**PROBLEM DESCRIPTION**. What is the number of lines in the data that hold the string "true"? Reply with that number only.

**Dataset rows for apps and sites**.
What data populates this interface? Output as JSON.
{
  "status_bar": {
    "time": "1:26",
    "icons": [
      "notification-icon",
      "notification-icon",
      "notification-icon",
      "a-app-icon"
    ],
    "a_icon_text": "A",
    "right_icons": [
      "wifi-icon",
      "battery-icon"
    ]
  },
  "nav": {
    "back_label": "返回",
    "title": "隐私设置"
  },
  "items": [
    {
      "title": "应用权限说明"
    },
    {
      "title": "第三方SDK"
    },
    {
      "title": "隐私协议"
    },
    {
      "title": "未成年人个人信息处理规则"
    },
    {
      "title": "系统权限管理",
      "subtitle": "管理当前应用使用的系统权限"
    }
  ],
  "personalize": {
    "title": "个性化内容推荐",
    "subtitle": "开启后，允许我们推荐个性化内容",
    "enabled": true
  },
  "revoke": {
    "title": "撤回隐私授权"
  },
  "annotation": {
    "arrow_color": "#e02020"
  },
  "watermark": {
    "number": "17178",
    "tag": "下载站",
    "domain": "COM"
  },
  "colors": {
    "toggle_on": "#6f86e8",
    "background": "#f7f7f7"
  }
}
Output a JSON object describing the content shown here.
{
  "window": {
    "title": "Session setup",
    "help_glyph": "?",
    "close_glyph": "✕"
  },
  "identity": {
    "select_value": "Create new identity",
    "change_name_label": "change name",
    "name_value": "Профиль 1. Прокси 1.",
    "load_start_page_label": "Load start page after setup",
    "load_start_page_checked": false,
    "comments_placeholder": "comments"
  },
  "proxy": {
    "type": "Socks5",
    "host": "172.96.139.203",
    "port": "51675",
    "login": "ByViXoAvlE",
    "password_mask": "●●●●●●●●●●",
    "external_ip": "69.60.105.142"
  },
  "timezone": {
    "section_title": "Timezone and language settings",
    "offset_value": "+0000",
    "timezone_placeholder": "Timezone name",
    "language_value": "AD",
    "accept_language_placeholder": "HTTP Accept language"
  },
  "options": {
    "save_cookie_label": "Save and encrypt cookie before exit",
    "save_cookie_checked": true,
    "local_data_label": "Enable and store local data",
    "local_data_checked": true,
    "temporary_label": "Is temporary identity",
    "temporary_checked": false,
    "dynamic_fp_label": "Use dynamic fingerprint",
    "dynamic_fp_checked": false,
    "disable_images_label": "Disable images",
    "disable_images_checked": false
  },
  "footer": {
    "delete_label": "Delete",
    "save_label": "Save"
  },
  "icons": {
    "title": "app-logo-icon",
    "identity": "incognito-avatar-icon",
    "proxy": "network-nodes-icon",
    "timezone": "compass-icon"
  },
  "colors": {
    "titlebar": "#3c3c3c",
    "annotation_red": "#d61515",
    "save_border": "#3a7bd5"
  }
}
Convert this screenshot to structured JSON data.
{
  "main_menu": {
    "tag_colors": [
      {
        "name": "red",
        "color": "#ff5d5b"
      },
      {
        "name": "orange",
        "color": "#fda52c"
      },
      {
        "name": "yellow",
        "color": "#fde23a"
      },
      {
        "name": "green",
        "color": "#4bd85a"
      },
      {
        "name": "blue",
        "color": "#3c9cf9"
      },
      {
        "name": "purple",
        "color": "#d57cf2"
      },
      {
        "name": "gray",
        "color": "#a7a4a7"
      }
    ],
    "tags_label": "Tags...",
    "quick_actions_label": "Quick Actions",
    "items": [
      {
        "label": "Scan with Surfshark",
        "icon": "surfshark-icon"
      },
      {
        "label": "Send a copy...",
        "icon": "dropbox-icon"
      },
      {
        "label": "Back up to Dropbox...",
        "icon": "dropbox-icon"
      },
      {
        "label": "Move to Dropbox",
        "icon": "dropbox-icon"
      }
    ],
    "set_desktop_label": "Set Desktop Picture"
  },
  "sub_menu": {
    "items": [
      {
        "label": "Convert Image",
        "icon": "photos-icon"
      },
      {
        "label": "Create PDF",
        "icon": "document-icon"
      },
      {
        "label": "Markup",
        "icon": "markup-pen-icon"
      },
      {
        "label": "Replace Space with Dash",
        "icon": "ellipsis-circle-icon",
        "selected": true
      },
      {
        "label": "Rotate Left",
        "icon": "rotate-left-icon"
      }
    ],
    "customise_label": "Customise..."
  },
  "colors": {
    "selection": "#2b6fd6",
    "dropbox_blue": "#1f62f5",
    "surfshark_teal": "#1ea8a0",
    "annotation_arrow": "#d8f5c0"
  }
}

**REPLY TO THE TASK**. 4